fdisk - Linux


The fdisk command in Linux is a versatile disk partitioning tool primarily used to create, delete, resize, and manage disk partitions on a hard drive. It works with various filesystem types and is most effective in storage management, system setup, and recovery actions.


The standard syntax for using fdisk is as follows:

fdisk [options] <disk>
  • <disk> refers to the specific block device (e.g., /dev/sda).

Key Syntax Variants:

  • To list all partitions: fdisk -l
  • To interactively edit a disk: fdisk /dev/sda


Here is a breakdown of some common options used with fdisk:

  • -l: List the partition tables for the specified devices and then exit. If no device is specified, partitions for all devices are shown.
  • t: Change partition type to match specific filesystems or use cases.
  • d: Delete a partition. This option does not delete data persistently but removes the entry from the partition table.
  • n: Add a new partition. The user can specify the type, start, and end sectors.
  • w: Write the changes made to the disk and exit. It’s essential to execute this command to save any changes.
  • q: Quit without saving changes.


Basic Partition Listing

fdisk -l /dev/sda

This command lists all partitions on the /dev/sda device.

Creating a New Partition

sudo fdisk /dev/sda

After entering the interactive mode:

  1. Press n to create a new partition.
  2. Choose primary (p) or extended (e).
  3. Select the partition number.
  4. Set the start and end sectors.
  5. Press w to write the changes.

Deleting a Partition

sudo fdisk /dev/sda
  1. Enter d.
  2. Choose the partition number to delete.
  3. Press w to save changes and exit.

Common Issues

Problem: Failing to save changes – Users often reboot and find no changes took effect.
Solution: Ensure to press w after making changes in the fdisk utility to write changes to disk.

Problem: Incorrectly identifying disk devices.
Solution: Always double-check the device name with fdisk -l before applying changes to avoid data loss.


fdisk can be combined with filesystem tools to prepare and format new partitions.

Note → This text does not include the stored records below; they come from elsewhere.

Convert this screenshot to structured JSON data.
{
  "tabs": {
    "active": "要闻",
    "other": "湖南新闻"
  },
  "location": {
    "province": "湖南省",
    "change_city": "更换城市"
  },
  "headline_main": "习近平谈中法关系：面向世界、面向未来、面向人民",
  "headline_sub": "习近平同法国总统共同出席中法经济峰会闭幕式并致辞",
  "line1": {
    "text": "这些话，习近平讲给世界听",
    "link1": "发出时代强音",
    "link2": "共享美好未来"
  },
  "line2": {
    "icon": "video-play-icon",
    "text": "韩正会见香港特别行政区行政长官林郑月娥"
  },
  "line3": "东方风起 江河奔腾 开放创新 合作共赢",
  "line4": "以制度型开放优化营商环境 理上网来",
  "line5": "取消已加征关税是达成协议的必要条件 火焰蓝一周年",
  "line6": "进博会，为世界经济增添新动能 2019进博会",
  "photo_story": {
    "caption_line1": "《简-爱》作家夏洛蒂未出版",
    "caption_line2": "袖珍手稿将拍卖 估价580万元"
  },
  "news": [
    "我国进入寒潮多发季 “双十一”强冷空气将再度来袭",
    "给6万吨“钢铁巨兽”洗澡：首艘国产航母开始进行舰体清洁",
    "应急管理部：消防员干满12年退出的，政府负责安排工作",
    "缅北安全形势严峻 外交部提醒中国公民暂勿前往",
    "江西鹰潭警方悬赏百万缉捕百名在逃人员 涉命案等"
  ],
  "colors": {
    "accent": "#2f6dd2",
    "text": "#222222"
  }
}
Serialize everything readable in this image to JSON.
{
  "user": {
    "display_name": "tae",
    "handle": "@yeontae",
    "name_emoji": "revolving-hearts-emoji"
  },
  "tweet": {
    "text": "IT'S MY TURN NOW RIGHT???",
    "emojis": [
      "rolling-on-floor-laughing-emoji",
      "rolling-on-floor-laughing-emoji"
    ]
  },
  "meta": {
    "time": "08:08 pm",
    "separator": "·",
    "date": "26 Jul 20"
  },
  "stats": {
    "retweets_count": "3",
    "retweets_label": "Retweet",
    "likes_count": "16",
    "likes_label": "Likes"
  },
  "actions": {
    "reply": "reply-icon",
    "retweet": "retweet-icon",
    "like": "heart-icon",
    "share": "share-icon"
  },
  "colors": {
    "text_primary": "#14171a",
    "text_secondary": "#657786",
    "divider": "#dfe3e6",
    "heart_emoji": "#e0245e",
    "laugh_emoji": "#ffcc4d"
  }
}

For example, after creating a partition with fdisk, you can format it with mkfs.ext4:

sudo mkfs.ext4 /dev/sda1
  • parted, gparted: Alternative partitioning tools offering more features and flexibility.
  • mkfs: Used for creating file systems on partitions made with fdisk.
  • lsblk: Lists all block devices, a useful check before and after using fdisk.

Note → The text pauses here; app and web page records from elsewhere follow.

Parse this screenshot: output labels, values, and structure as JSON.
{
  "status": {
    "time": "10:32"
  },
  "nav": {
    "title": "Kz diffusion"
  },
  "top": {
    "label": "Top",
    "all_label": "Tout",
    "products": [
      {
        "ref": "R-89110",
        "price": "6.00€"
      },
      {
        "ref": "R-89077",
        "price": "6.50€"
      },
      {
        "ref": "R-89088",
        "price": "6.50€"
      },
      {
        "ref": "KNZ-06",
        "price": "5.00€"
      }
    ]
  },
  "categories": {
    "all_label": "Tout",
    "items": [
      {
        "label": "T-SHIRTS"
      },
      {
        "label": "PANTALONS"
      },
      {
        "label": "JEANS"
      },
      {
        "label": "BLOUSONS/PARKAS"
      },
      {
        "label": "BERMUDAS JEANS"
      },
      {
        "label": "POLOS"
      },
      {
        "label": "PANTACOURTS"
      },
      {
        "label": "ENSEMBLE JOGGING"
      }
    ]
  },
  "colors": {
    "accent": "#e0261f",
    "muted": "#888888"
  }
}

For further reading and advanced options, consult the official Linux man page for fdisk or the documentation of your Linux distribution.